With tarmac rallies always having been Loeb's strong point -- and three of Sordo's four 2006 podiums were on the hard surface as well -- the Ford team is still confident, as focus shifts to the snowy surfaces in Sweden and Norway.
For Subaru, things looked bad for a while, but Atkinson's stage win in Monaco ended the rally on a high note for the team. Having switched to BFGoodrich tires after a 2006 season to forget, it was exactly the morale-booster that the team needed to start the new season.
"Getting fourth place back from Mikko on this stage is a massive result for us," Atkinson beamed. "To be fighting like this on asphalt is so encouraging for the team. It was fantastic to do it in front of so many people and in this setting. I think this is one of the best rallies we've ever had. It feels like we've reached a new level on asphalt and the team is coming along very well."

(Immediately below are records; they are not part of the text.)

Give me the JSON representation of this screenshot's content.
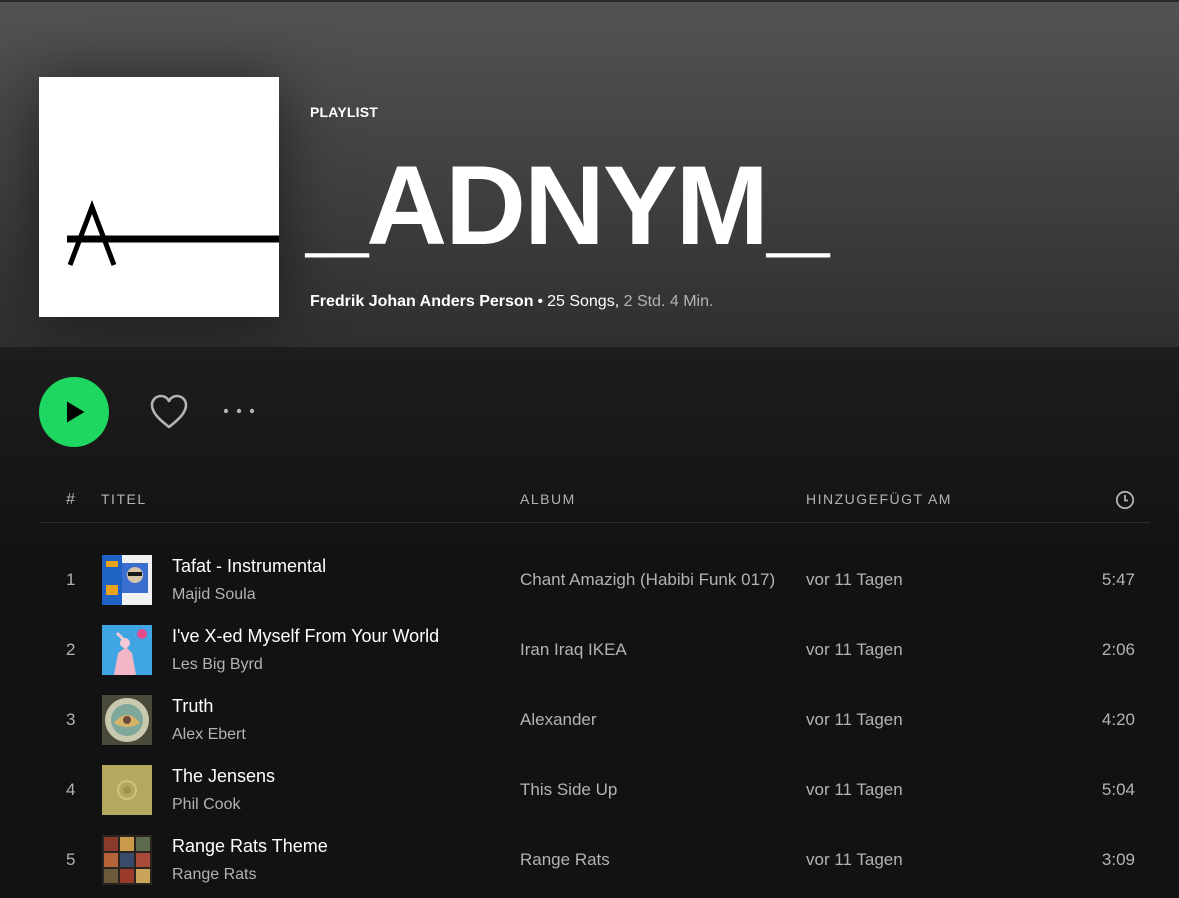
{
  "playlist": {
    "type_label": "PLAYLIST",
    "title": "_ADNYM_",
    "owner": "Fredrik Johan Anders Person",
    "separator": "•",
    "song_count": "25 Songs,",
    "duration": "2 Std. 4 Min."
  },
  "icons": {
    "play": "play-icon",
    "heart": "heart-icon",
    "more": "more-horizontal-icon",
    "clock": "clock-icon"
  },
  "colors": {
    "accent": "#1ed760",
    "background": "#121212",
    "header_top": "#535353",
    "text_secondary": "#b3b3b3"
  },
  "table": {
    "headers": {
      "number": "#",
      "title": "TITEL",
      "album": "ALBUM",
      "added": "HINZUGEFÜGT AM"
    },
    "rows": [
      {
        "number": "1",
        "title": "Tafat - Instrumental",
        "artist": "Majid Soula",
        "album": "Chant Amazigh (Habibi Funk 017)",
        "added": "vor 11 Tagen",
        "duration": "5:47"
      },
      {
        "number": "2",
        "title": "I've X-ed Myself From Your World",
        "artist": "Les Big Byrd",
        "album": "Iran Iraq IKEA",
        "added": "vor 11 Tagen",
        "duration": "2:06"
      },
      {
        "number": "3",
        "title": "Truth",
        "artist": "Alex Ebert",
        "album": "Alexander",
        "added": "vor 11 Tagen",
        "duration": "4:20"
      },
      {
        "number": "4",
        "title": "The Jensens",
        "artist": "Phil Cook",
        "album": "This Side Up",
        "added": "vor 11 Tagen",
        "duration": "5:04"
      },
      {
        "number": "5",
        "title": "Range Rats Theme",
        "artist": "Range Rats",
        "album": "Range Rats",
        "added": "vor 11 Tagen",
        "duration": "3:09"
      }
    ]
  }
}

Subaru's lead driver, Petter Solberg, took sixth after some struggles on the second leg, 44 seconds off Atkinson's pace, but still 26 seconds ahead of the top privateer entry, Toni Gardemeister.
Gardemeister, driving a self-entered 2005-spec Mitsubishi Lancer after a sponsorship deal collapsed shortly before the rally, was satisfied with the outcome, even if he was not able to keep up with Solberg's works Subaru.
"My goal was a top-three finish," the Finn said. "If the conditions had been difficult, that could have well been possible. But now I will drive at least in Sweden and Norway, and there I will have a chance to do much better than here."
Jan Kopecky took the final point with an eighth-place finish in his works-supported Skoda Fabia WRC, entered by Czech Rally Team, driving with consistency belying his young age. Kopecky, like many drivers from western and central Europe, grew up driving on asphalt roads, though, so he will have a new challenge on the next two rounds.
Manfred Stohl took tenth for OMV Kronos Citroen, 37 seconds behind ninth-placed local hero, Jean-Marie Cuoq.
Stobart M-Sport was looking strong through much of the weekend, with new WRC talent Jari-Matti Latvala running in a manufacturer points-paying position, but Latvala got caught out by some gravel on Saturday's final stage, and slid his Focus into a wall. Stobart had to be satisfied with Matthew Wilson's 12th and Henning Solberg's 14th places.
The WRC now moves on to the "white fluffy stuff" in the Swedish Rally in three weeks' time, with Rally Norway the following weekend.